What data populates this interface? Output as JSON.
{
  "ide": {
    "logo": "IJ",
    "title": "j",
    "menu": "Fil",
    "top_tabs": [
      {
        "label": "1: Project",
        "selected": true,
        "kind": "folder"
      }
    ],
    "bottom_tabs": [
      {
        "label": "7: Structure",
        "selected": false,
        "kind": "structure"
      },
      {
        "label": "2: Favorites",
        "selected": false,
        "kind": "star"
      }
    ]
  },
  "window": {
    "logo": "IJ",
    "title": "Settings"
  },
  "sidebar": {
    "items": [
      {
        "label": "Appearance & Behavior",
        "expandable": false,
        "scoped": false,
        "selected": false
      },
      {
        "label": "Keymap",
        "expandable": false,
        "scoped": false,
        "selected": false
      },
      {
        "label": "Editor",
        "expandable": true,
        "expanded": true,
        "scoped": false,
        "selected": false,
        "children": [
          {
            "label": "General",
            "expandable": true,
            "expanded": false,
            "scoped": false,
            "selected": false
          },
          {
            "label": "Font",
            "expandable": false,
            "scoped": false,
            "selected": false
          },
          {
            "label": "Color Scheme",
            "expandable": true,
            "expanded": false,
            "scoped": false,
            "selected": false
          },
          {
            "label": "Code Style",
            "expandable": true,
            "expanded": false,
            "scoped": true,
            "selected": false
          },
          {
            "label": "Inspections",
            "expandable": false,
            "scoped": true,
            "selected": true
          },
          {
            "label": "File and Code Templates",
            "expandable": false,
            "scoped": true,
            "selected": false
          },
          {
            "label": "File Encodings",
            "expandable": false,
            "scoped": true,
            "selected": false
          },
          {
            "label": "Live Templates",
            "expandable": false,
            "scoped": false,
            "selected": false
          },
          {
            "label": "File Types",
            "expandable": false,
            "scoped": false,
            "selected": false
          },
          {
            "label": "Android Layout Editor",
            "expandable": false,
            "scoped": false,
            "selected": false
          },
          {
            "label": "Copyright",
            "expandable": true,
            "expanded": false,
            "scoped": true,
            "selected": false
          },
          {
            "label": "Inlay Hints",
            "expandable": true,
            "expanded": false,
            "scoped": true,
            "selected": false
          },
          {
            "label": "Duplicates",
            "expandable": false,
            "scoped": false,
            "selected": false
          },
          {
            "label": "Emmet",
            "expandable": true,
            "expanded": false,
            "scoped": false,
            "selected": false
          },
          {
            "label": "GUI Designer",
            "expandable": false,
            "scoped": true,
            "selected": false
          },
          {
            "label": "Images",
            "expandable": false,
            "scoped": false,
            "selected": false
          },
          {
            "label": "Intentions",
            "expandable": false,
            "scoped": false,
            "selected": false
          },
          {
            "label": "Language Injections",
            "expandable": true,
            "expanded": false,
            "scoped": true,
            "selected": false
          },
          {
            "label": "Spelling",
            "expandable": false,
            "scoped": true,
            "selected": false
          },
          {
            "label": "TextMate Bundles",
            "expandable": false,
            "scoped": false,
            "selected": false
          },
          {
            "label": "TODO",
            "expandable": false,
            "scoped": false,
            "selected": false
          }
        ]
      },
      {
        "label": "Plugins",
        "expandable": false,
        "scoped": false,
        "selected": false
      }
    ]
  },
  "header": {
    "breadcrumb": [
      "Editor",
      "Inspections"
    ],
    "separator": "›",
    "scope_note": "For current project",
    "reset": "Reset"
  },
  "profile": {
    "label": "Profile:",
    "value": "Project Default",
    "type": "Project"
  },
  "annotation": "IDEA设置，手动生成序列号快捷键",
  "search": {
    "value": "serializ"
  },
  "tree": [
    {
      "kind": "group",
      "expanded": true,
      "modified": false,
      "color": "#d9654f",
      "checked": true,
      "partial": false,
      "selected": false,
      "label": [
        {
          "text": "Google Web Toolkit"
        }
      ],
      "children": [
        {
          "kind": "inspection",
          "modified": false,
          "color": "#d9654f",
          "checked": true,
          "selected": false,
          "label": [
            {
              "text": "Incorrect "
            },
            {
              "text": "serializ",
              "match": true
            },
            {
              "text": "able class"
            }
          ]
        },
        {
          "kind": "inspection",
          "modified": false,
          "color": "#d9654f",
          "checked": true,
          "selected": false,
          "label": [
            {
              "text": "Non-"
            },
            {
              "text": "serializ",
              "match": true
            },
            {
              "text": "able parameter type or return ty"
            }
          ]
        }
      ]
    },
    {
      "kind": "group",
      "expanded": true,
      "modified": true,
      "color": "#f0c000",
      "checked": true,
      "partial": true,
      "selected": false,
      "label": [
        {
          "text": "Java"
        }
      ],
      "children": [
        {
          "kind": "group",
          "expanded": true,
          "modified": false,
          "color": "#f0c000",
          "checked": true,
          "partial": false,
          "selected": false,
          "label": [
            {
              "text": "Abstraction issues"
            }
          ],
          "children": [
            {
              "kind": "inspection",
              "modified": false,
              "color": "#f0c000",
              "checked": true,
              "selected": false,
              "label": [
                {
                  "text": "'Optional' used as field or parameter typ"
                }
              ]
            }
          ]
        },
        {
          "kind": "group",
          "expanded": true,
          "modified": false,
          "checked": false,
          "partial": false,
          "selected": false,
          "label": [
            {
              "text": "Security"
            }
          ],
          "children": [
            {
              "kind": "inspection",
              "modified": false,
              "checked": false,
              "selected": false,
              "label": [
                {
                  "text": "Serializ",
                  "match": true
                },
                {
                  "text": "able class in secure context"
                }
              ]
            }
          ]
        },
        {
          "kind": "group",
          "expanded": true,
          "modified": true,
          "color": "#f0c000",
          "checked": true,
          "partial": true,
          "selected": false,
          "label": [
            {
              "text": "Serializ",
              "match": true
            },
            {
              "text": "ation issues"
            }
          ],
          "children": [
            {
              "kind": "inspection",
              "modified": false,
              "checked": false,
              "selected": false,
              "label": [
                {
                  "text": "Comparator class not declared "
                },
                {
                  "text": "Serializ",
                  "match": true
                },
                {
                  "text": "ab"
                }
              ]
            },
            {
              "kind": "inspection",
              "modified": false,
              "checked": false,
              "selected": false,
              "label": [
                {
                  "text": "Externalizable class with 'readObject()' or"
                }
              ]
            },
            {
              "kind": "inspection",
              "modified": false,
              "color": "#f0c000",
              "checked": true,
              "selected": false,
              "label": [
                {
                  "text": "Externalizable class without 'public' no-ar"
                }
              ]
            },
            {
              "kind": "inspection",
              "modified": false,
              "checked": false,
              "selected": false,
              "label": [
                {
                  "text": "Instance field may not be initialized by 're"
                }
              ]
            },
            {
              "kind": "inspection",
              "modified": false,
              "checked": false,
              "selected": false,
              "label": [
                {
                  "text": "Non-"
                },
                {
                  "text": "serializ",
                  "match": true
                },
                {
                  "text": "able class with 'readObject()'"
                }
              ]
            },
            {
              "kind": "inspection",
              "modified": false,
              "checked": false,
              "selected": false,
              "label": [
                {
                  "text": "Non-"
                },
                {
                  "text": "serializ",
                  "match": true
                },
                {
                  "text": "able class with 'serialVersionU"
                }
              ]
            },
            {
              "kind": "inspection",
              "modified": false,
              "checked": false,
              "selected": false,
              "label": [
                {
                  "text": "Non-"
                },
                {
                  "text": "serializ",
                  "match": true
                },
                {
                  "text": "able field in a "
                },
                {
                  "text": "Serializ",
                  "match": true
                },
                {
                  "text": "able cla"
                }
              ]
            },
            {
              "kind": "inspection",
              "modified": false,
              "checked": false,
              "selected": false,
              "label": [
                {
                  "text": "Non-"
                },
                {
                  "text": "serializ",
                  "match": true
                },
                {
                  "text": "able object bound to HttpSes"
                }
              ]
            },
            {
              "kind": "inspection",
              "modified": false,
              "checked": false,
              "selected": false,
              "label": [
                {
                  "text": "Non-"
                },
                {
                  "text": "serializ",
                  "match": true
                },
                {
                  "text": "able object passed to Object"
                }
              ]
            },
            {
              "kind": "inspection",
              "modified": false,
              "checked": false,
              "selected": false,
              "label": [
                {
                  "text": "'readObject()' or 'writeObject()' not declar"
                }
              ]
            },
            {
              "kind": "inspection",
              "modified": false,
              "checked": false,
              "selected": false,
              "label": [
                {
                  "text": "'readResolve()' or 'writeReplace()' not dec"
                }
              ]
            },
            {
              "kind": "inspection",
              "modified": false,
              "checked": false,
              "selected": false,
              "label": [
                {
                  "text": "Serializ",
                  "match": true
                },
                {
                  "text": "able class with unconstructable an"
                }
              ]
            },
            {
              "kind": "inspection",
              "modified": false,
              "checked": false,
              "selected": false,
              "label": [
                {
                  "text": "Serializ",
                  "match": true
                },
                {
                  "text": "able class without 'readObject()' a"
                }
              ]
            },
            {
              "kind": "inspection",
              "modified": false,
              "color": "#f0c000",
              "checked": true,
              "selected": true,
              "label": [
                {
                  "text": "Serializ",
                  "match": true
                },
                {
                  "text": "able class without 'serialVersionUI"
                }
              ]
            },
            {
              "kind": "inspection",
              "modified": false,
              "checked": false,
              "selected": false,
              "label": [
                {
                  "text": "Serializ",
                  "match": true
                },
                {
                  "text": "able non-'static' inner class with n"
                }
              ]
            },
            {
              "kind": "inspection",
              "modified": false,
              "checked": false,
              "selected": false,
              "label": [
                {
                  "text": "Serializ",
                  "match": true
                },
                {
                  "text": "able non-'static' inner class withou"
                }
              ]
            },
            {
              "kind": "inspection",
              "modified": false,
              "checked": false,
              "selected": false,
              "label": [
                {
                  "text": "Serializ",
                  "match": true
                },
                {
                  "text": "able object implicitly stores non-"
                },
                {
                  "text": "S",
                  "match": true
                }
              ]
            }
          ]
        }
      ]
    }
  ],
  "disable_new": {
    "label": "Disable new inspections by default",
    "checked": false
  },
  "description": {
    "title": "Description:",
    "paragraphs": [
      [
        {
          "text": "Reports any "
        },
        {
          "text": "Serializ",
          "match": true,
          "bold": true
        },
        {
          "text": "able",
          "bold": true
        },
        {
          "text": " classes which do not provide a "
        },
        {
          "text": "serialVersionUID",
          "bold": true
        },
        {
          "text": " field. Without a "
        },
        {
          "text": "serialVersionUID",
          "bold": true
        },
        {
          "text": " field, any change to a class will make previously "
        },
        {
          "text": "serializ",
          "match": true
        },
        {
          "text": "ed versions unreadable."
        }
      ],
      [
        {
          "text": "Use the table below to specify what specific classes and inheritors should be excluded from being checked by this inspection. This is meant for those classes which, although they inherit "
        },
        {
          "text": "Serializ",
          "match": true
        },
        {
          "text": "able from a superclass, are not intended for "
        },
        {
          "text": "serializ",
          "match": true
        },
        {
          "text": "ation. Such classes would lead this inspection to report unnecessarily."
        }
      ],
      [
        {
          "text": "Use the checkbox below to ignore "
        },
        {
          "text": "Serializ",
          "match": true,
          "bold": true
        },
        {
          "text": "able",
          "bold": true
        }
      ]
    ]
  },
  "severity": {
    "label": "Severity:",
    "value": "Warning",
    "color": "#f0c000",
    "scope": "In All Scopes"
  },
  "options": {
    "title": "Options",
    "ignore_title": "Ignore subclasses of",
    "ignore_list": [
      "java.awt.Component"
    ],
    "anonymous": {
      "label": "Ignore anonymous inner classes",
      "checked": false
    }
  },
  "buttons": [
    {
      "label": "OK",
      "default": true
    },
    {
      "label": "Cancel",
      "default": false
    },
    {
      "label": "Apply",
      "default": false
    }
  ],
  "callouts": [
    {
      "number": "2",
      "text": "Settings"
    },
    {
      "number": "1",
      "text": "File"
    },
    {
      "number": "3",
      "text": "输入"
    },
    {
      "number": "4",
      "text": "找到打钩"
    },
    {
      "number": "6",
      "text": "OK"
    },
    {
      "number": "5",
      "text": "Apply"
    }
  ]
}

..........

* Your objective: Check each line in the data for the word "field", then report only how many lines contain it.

* Task solution: 5